App and web page records
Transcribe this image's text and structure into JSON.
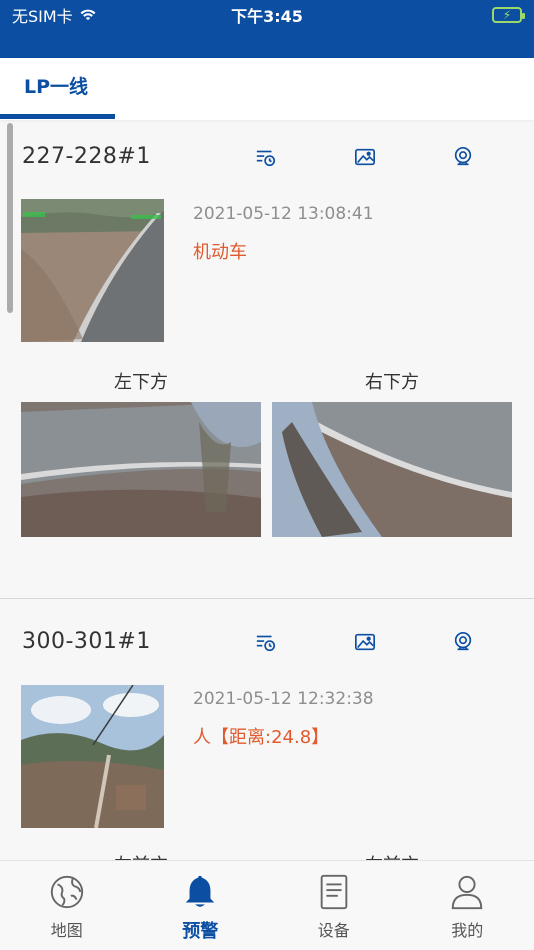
{
  "status_bar": {
    "carrier": "无SIM卡",
    "time": "下午3:45"
  },
  "tabs": [
    {
      "label": "LP一线",
      "active": true
    }
  ],
  "colors": {
    "primary": "#0b4ea2",
    "alarm": "#e05a2d"
  },
  "alerts": [
    {
      "title": "227-228#1",
      "timestamp": "2021-05-12 13:08:41",
      "type": "机动车",
      "icons": [
        "history-icon",
        "image-icon",
        "camera-icon"
      ],
      "cameras": [
        {
          "label": "左下方"
        },
        {
          "label": "右下方"
        }
      ]
    },
    {
      "title": "300-301#1",
      "timestamp": "2021-05-12 12:32:38",
      "type": "人【距离:24.8】",
      "icons": [
        "history-icon",
        "image-icon",
        "camera-icon"
      ],
      "cameras": [
        {
          "label": "左前方"
        },
        {
          "label": "右前方"
        }
      ]
    }
  ],
  "bottom_nav": [
    {
      "label": "地图",
      "icon": "globe-icon",
      "active": false
    },
    {
      "label": "预警",
      "icon": "bell-icon",
      "active": true
    },
    {
      "label": "设备",
      "icon": "clipboard-icon",
      "active": false
    },
    {
      "label": "我的",
      "icon": "user-icon",
      "active": false
    }
  ]
}
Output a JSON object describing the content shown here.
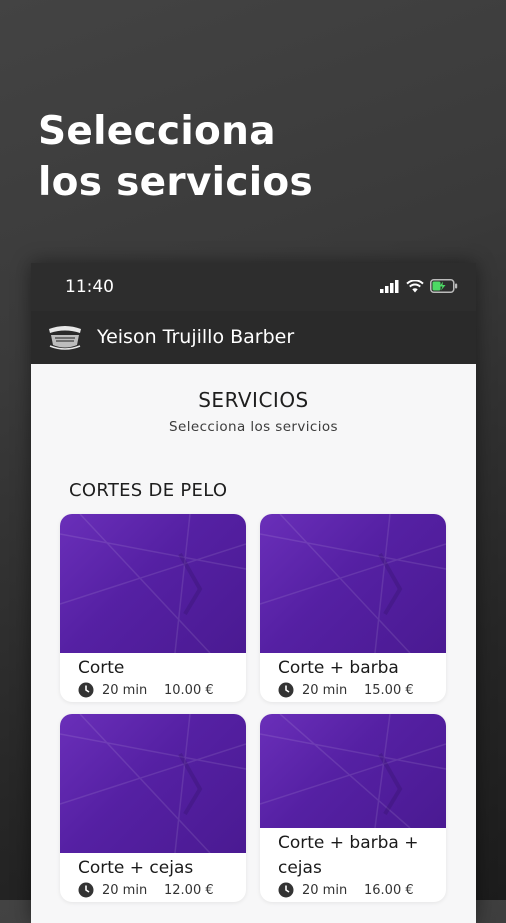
{
  "headline": {
    "line1": "Selecciona",
    "line2": "los servicios"
  },
  "status_bar": {
    "time": "11:40"
  },
  "app_bar": {
    "title": "Yeison Trujillo Barber"
  },
  "section": {
    "title": "SERVICIOS",
    "subtitle": "Selecciona los servicios"
  },
  "category": {
    "title": "CORTES DE PELO"
  },
  "services": [
    {
      "name": "Corte",
      "duration": "20 min",
      "price": "10.00 €"
    },
    {
      "name": "Corte + barba",
      "duration": "20 min",
      "price": "15.00 €"
    },
    {
      "name": "Corte + cejas",
      "duration": "20 min",
      "price": "12.00 €"
    },
    {
      "name": "Corte + barba + cejas",
      "duration": "20 min",
      "price": "16.00 €"
    }
  ],
  "colors": {
    "card_image": "#5a24a8",
    "app_bar": "#2a2a2a",
    "background": "#f7f7f8"
  },
  "icons": [
    "signal-icon",
    "wifi-icon",
    "battery-icon",
    "clock-icon",
    "barber-logo"
  ]
}
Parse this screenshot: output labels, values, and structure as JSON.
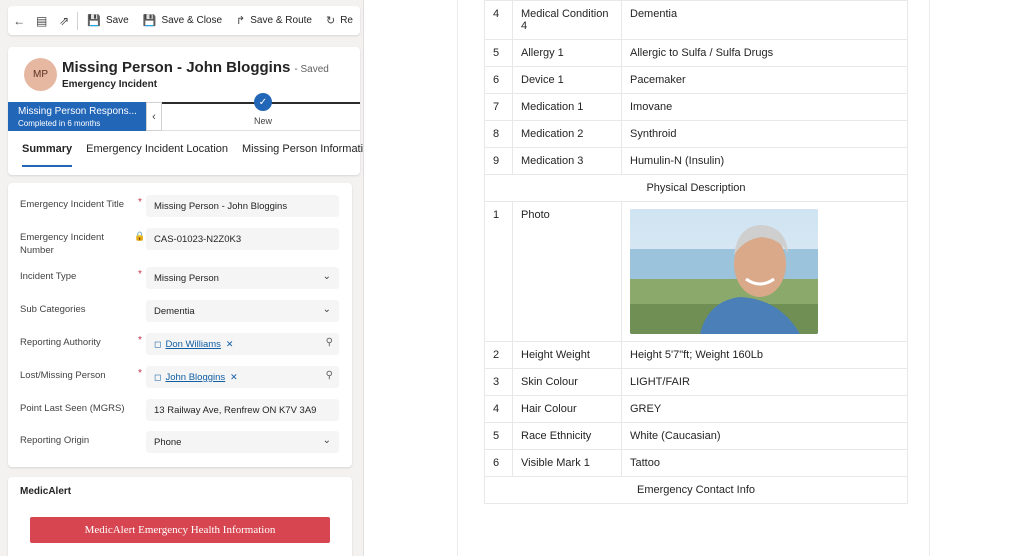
{
  "toolbar": {
    "save": "Save",
    "save_close": "Save & Close",
    "save_route": "Save & Route",
    "refresh": "Re"
  },
  "header": {
    "avatar": "MP",
    "title": "Missing Person - John Bloggins",
    "saved": "- Saved",
    "entity": "Emergency Incident"
  },
  "bpf": {
    "stage": "Missing Person Respons...",
    "completed": "Completed in 6 months",
    "next_stage": "New"
  },
  "tabs": [
    "Summary",
    "Emergency Incident Location",
    "Missing Person Informati"
  ],
  "form": {
    "fields": [
      {
        "label": "Emergency Incident Title",
        "value": "Missing Person - John Bloggins"
      },
      {
        "label": "Emergency Incident Number",
        "value": "CAS-01023-N2Z0K3"
      },
      {
        "label": "Incident Type",
        "value": "Missing Person"
      },
      {
        "label": "Sub Categories",
        "value": "Dementia"
      },
      {
        "label": "Reporting Authority",
        "value": "Don Williams"
      },
      {
        "label": "Lost/Missing Person",
        "value": "John Bloggins"
      },
      {
        "label": "Point Last Seen (MGRS)",
        "value": "13 Railway Ave, Renfrew ON K7V 3A9"
      },
      {
        "label": "Reporting Origin",
        "value": "Phone"
      }
    ]
  },
  "medic": {
    "title": "MedicAlert",
    "button": "MedicAlert Emergency Health Information"
  },
  "doc": {
    "rows": [
      {
        "n": "4",
        "k": "Medical Condition 4",
        "v": "Dementia"
      },
      {
        "n": "5",
        "k": "Allergy 1",
        "v": "Allergic to Sulfa / Sulfa Drugs"
      },
      {
        "n": "6",
        "k": "Device 1",
        "v": "Pacemaker"
      },
      {
        "n": "7",
        "k": "Medication 1",
        "v": "Imovane"
      },
      {
        "n": "8",
        "k": "Medication 2",
        "v": "Synthroid"
      },
      {
        "n": "9",
        "k": "Medication 3",
        "v": "Humulin-N (Insulin)"
      }
    ],
    "section_physical": "Physical Description",
    "photo": {
      "n": "1",
      "k": "Photo"
    },
    "physical_rows": [
      {
        "n": "2",
        "k": "Height Weight",
        "v": "Height 5'7\"ft; Weight 160Lb"
      },
      {
        "n": "3",
        "k": "Skin Colour",
        "v": "LIGHT/FAIR"
      },
      {
        "n": "4",
        "k": "Hair Colour",
        "v": "GREY"
      },
      {
        "n": "5",
        "k": "Race Ethnicity",
        "v": "White (Caucasian)"
      },
      {
        "n": "6",
        "k": "Visible Mark 1",
        "v": "Tattoo"
      }
    ],
    "section_contact": "Emergency Contact Info"
  }
}
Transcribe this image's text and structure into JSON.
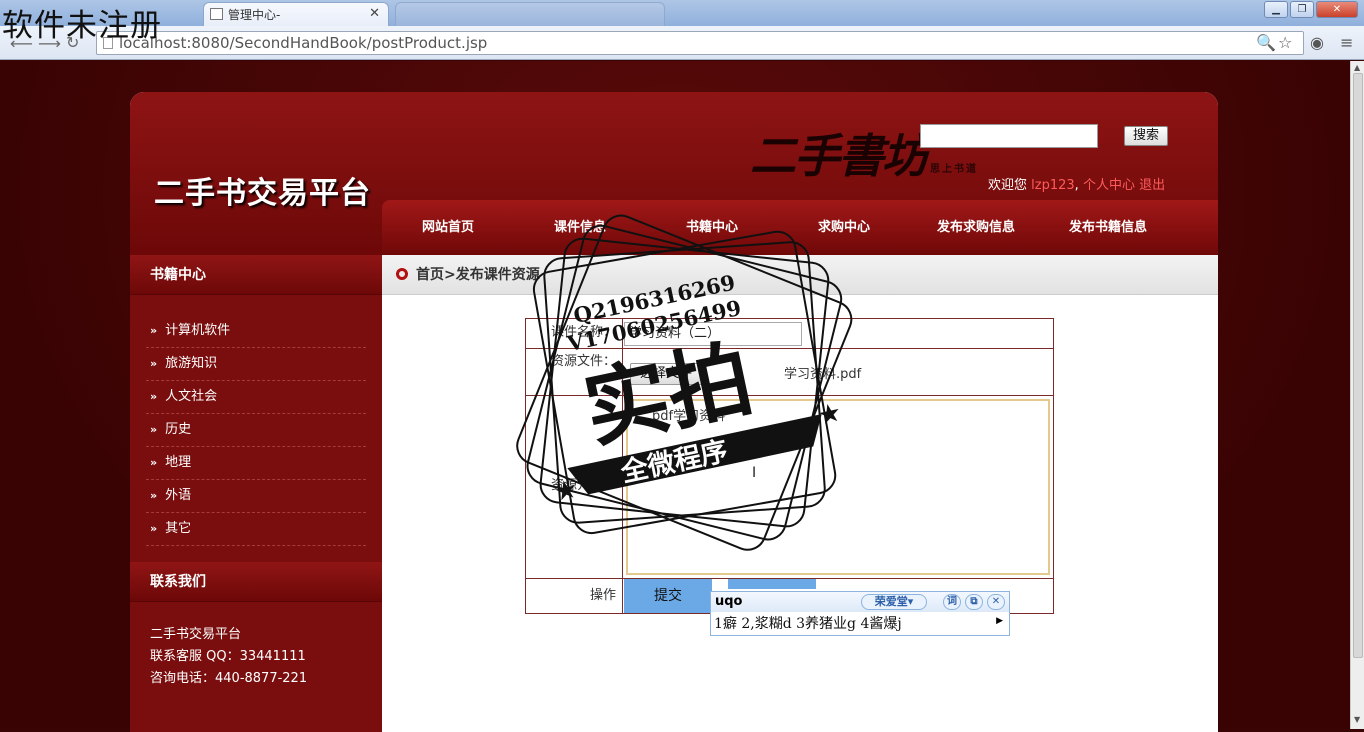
{
  "overlay_watermark": "软件未注册",
  "browser": {
    "active_tab": "管理中心-",
    "url": "localhost:8080/SecondHandBook/postProduct.jsp"
  },
  "header": {
    "brand": "二手书交易平台",
    "logo_art": "二手書坊",
    "logo_slogan": "思上书道",
    "search_button": "搜索",
    "welcome_prefix": "欢迎您",
    "username": "lzp123",
    "separator": ",",
    "profile_link": "个人中心",
    "logout_link": "退出"
  },
  "nav": [
    "网站首页",
    "课件信息",
    "书籍中心",
    "求购中心",
    "发布求购信息",
    "发布书籍信息"
  ],
  "sidebar": {
    "title": "书籍中心",
    "items": [
      "计算机软件",
      "旅游知识",
      "人文社会",
      "历史",
      "地理",
      "外语",
      "其它"
    ],
    "contact_title": "联系我们",
    "contact_lines": [
      "二手书交易平台",
      "联系客服 QQ：33441111",
      "咨询电话：440-8877-221"
    ]
  },
  "breadcrumb": "首页>发布课件资源",
  "form": {
    "title_label": "课件名称：",
    "title_value": "学习资料（二）",
    "file_label": "资源文件：",
    "file_button": "选择文件",
    "file_name": "学习资料.pdf",
    "desc_label": "资源介绍：",
    "desc_value": "pdf学习资料",
    "action_label": "操作",
    "submit_label": "提交"
  },
  "stamp": {
    "qq": "Q2196316269",
    "phone": "V17060256499",
    "big": "实拍",
    "banner": "全微程序"
  },
  "ime": {
    "pinyin": "uqo",
    "skin_label": "荣爱堂▾",
    "btn_dict": "词",
    "btn_copy": "⧉",
    "btn_close": "✕",
    "candidates": "1癖 2,浆糊d 3养猪业g 4酱爆j"
  }
}
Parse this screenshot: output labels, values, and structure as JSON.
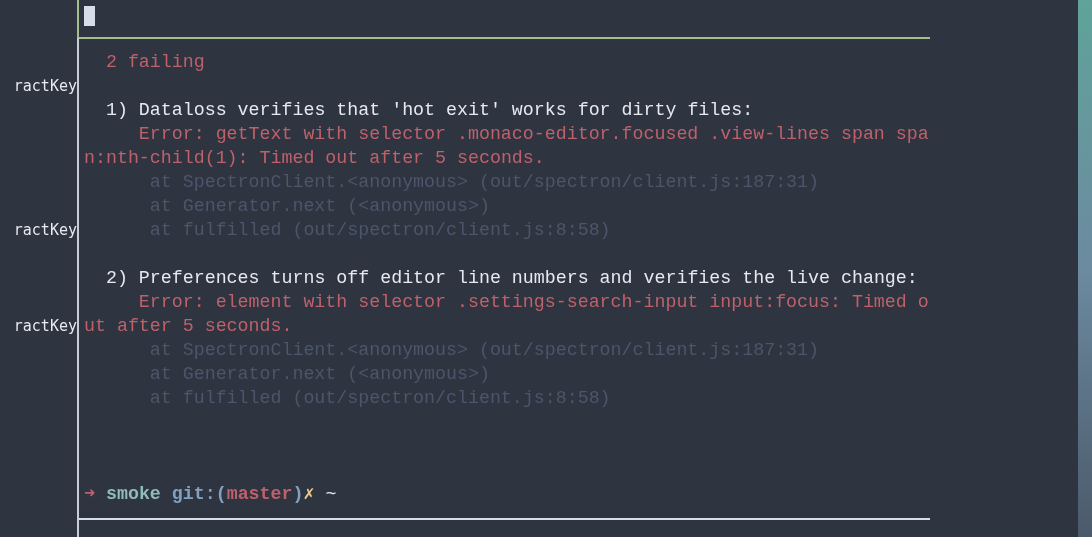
{
  "left_pane": {
    "lines": [
      "ractKey",
      "ractKey",
      "ractKey"
    ]
  },
  "terminal": {
    "summary": "2 failing",
    "failures": [
      {
        "title": "1) Dataloss verifies that 'hot exit' works for dirty files:",
        "error": [
          "Error: getText with selector .monaco-editor.focused .view-lines span spa",
          "n:nth-child(1): Timed out after 5 seconds."
        ],
        "stack": [
          "at SpectronClient.<anonymous> (out/spectron/client.js:187:31)",
          "at Generator.next (<anonymous>)",
          "at fulfilled (out/spectron/client.js:8:58)"
        ]
      },
      {
        "title": "2) Preferences turns off editor line numbers and verifies the live change:",
        "error": [
          "Error: element with selector .settings-search-input input:focus: Timed o",
          "ut after 5 seconds."
        ],
        "stack": [
          "at SpectronClient.<anonymous> (out/spectron/client.js:187:31)",
          "at Generator.next (<anonymous>)",
          "at fulfilled (out/spectron/client.js:8:58)"
        ]
      }
    ],
    "prompt": [
      {
        "kind": "arrow",
        "text": "➜"
      },
      {
        "kind": "dir",
        "text": "smoke"
      },
      {
        "kind": "git",
        "text": "git:("
      },
      {
        "kind": "branch",
        "text": "master"
      },
      {
        "kind": "git",
        "text": ")"
      },
      {
        "kind": "dirty",
        "text": "✗"
      },
      {
        "kind": "plain",
        "text": "~"
      }
    ]
  }
}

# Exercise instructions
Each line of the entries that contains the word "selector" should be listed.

# Exercise solution
          "Error: getText with selector .monaco-editor.focused .view-lines span spa",
          "Error: element with selector .settings-search-input input:focus: Timed o",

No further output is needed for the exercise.